The nation's economic crisis has deeply affected the lives of millions of South African's. Deepening poverty is inextricably linked with rising levels of homelessness and food insecurity/hunger for many South Africans and children are particularly affected by these conditions.

Studies that have followed children from birth through adulthood find a strong relationship between early childhood in poverty and an increased risk of problems later in life. Children who grow up in poverty are more likely to engage in violent crime, using illicit drugs, and develop chronic health problems. These are disturbing findings. South Africa used to be for the children. I drive around and see how many children are begging on the streets. It is clear that poverty has unfortunate implications for early brain development. What chances do those innocent children have in life?

Poverty Affects Brain Functions
Children in poverty score lower on tasks measuring memory, selective attention, impulse regulation, language skills, and other cognitive development measures than do children from more well-off families. Recent studies identify actual differences in the ways that children's brains work that correspond to family income. In poor children, the prefrontal cortex does not seem to work as efficiently as it does in middle-income children, requiring low-income children to work harder to accomplish the same tasks. These differences, in turn, mean that it is harder for poor children to solve problems and do well in school, and the differences are particularly noticeable in younger children.

Early Interventions are Effective
The good news is that young children are particularly receptive to careful interventions. Psychologists have developed evidence-based educational interventions that help to enhance children's skills (e.g., impulse management, sustained concentration) and help them catch up to the cognitive and academic performance of more affluent peers. The best of these programs include both children and their parents, and show greater returns than programs that target children alone. But where does a family find such treatment in South Africa?. The families will never get the guidance of a professional in order to help the children. It is a battle just to find a social worker to get involved in one single case. Parents are not getting the support from government or any social office. What chance do these children/families have to grow up? No help is coming it is up to us individuals who are brave enough to take up this cause and act for the future of these little ones.

My Conclusion
This means that a growing share of South African children are living in poverty, and a growing body of evidence shows that early childhood poverty undermines optimal brain development. Careful interventions, meanwhile, can help to place children on a stronger developmental pathway. Unfortunately, overall corruption and state budgets – already stretched thin – are unlikely to support expansion of high-quality early childhood interventions without vigorous public demand.

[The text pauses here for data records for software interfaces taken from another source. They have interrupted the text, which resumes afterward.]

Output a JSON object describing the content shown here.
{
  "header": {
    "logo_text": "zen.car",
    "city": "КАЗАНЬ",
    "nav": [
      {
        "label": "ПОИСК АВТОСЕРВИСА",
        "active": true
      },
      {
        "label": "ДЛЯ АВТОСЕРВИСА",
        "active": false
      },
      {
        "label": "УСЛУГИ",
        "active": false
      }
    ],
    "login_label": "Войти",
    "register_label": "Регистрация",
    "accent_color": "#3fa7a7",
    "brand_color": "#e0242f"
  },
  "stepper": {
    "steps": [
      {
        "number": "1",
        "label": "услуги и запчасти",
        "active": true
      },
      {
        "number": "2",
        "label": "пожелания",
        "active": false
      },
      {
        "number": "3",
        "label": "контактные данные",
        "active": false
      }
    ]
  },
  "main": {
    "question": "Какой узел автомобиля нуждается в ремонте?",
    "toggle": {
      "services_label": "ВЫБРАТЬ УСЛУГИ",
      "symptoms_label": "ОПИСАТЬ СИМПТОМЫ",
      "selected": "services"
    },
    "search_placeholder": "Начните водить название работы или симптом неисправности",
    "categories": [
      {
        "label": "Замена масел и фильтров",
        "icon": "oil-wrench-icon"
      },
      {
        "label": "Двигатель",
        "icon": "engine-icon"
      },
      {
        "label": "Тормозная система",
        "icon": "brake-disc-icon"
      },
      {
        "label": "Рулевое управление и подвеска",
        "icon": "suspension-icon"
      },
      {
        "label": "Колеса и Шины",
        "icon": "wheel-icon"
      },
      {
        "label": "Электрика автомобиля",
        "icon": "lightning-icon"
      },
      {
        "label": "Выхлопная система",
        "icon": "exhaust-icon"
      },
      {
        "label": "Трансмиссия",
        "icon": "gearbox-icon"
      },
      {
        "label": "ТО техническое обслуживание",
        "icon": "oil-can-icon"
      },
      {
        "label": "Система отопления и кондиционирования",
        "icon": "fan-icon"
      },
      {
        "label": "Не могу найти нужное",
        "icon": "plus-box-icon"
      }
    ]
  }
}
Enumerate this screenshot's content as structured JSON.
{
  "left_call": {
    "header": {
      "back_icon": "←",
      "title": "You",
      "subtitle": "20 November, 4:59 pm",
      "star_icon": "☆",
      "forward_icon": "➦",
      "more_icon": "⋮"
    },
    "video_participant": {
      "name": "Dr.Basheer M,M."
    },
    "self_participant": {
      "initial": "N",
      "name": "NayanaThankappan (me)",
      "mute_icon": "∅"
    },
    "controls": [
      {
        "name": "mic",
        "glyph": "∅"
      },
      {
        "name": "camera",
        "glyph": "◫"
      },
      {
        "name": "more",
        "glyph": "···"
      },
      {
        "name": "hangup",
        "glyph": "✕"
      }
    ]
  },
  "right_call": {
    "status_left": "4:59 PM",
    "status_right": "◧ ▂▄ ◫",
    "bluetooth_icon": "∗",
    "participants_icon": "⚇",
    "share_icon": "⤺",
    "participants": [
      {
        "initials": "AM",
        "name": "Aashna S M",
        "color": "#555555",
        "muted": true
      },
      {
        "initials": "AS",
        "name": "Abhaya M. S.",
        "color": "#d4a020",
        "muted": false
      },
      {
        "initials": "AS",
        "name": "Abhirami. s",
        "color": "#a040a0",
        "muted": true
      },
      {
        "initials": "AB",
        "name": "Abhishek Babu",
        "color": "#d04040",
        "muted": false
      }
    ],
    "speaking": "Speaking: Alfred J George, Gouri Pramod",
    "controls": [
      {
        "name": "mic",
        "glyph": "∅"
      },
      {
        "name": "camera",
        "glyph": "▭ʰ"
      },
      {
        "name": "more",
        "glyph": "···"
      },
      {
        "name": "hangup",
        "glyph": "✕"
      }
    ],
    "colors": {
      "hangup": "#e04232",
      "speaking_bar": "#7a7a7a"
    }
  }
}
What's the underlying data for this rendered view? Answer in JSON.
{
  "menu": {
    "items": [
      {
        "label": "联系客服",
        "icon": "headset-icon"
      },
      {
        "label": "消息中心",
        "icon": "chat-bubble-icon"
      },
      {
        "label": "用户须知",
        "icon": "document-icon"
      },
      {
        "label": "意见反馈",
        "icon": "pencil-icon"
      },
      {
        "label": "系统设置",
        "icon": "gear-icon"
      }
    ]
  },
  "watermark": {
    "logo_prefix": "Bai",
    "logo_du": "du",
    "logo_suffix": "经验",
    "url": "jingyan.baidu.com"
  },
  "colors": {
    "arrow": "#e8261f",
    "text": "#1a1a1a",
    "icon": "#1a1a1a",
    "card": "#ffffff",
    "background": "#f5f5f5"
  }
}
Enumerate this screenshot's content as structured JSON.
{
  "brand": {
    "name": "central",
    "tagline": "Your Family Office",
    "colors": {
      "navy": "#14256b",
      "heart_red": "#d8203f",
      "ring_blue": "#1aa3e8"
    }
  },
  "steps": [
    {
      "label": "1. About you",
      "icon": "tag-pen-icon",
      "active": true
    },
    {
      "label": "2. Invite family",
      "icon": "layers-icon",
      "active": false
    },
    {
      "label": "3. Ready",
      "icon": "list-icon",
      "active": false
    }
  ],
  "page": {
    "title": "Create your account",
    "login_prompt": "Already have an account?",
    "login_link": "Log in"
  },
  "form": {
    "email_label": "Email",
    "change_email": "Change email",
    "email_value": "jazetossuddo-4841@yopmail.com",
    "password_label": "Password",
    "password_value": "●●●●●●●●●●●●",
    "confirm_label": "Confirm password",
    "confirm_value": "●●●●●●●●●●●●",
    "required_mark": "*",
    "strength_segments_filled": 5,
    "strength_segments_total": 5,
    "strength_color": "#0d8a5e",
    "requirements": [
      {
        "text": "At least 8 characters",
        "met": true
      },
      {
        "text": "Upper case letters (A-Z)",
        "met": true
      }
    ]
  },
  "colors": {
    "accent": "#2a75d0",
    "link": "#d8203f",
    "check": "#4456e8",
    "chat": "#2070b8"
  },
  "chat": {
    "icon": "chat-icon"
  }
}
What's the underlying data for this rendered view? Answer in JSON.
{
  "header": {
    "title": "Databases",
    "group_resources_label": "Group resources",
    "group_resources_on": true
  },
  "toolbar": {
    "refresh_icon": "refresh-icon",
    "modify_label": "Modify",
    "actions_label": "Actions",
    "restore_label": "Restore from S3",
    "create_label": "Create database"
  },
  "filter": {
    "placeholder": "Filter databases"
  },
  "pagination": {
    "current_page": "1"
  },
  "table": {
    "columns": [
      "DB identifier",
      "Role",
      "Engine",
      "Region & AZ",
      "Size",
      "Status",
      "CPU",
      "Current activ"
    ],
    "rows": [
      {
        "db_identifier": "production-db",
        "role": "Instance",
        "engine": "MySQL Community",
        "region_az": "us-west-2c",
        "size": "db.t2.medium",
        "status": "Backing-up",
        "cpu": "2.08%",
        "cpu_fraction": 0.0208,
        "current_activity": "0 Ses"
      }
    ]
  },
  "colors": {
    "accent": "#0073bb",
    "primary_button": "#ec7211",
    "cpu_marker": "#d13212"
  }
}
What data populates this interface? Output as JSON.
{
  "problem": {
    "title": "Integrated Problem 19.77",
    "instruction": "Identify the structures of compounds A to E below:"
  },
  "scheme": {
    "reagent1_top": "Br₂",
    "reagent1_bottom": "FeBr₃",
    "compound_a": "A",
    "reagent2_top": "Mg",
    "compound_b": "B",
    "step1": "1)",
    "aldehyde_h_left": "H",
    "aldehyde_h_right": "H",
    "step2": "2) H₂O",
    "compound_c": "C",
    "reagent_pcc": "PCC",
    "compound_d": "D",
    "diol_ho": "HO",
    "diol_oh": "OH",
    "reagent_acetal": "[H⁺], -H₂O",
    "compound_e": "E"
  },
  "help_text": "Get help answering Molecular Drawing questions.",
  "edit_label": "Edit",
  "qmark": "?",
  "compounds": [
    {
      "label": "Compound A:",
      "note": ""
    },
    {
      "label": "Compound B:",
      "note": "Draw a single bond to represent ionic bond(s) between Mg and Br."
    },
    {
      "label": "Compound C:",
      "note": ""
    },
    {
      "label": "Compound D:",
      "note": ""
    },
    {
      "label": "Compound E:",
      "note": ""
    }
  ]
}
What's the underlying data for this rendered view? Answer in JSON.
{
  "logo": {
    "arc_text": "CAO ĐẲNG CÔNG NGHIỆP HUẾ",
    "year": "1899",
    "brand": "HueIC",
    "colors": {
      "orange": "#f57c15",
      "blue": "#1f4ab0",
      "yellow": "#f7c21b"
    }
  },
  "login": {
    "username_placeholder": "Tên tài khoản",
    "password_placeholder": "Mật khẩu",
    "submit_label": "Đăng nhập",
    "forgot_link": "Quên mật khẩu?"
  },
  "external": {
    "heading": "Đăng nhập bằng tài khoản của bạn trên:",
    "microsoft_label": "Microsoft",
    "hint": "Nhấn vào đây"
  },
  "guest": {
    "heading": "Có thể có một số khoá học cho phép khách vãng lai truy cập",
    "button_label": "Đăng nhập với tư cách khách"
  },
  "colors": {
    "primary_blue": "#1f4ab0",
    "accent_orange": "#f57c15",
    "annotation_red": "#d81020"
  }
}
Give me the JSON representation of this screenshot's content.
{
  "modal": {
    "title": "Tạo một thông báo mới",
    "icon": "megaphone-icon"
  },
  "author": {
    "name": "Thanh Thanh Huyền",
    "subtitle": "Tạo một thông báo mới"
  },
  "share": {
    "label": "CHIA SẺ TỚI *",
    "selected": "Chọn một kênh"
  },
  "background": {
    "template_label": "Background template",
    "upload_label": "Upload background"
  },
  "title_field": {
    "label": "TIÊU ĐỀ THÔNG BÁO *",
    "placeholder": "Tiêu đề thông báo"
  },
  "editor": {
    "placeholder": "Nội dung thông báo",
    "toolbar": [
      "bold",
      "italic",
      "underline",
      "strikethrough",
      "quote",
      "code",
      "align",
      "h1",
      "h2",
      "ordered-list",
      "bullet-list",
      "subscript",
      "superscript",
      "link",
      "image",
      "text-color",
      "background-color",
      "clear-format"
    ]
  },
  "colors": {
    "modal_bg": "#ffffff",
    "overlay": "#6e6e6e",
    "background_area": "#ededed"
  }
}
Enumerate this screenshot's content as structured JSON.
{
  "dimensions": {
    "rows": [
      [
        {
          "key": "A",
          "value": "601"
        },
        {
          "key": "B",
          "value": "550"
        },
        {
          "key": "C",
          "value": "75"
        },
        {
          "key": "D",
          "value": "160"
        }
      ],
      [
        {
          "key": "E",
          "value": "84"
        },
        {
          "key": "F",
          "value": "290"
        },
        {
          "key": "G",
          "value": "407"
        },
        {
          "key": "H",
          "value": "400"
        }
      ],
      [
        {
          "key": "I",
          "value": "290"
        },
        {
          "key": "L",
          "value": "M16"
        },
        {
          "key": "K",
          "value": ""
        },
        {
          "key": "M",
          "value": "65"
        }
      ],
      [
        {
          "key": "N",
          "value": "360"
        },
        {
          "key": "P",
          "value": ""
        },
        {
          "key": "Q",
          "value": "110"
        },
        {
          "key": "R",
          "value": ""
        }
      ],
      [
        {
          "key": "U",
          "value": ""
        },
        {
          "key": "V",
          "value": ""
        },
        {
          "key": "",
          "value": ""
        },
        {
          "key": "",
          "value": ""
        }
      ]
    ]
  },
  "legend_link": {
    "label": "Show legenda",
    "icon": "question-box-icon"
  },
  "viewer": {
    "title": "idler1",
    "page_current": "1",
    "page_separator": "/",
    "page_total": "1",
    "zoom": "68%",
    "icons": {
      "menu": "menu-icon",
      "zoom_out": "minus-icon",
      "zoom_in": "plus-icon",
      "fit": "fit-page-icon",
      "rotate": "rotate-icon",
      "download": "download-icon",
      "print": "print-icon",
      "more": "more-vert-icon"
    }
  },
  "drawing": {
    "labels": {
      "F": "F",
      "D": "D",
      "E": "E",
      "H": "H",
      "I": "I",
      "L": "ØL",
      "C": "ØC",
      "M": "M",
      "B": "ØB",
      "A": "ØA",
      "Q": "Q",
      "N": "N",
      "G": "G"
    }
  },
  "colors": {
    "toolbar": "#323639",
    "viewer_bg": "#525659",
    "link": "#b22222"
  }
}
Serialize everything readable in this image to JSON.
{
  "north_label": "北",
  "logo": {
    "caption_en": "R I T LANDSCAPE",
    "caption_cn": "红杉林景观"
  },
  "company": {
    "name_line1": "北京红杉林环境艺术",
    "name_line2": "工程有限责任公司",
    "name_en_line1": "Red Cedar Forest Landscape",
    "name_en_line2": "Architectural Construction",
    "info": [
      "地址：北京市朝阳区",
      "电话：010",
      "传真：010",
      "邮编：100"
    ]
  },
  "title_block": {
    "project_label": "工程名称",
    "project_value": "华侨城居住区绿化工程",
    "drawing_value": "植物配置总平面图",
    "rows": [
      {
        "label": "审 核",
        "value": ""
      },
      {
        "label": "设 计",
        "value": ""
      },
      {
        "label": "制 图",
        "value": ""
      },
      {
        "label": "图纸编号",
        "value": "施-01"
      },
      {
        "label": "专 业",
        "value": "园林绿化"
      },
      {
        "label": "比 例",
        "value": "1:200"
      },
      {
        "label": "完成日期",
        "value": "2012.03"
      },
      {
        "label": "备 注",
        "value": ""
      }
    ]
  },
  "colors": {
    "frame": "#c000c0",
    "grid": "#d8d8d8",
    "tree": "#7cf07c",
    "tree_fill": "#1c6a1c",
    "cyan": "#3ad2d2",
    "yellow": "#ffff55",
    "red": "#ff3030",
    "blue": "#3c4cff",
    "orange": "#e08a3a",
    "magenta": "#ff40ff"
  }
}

South African's need to wake up and smell the coffee! Our situation is not getting better but worse. Every South African should be helping in their own communities. We cannot rely on the Government to make sure that our children have a future in this country. We are raising children who simply cannot function normally in a society already economically crippled and corrupted. I am seeing a decline in proper family structures and dynamics. It seems to me that only the wealthy are taught those fundamental values in life. The poverty figure is climbing faster every day I fear that South Africa has about 5 years before we will start seeing severe mall nutrition and ultimately deaths in the Squatter camps. We all need to stand together for our legacy our innocent babies who need our loving care, food, proper education and medical treatment. What will you do for the future of our children?

Leigh Oxley Du Preez



Media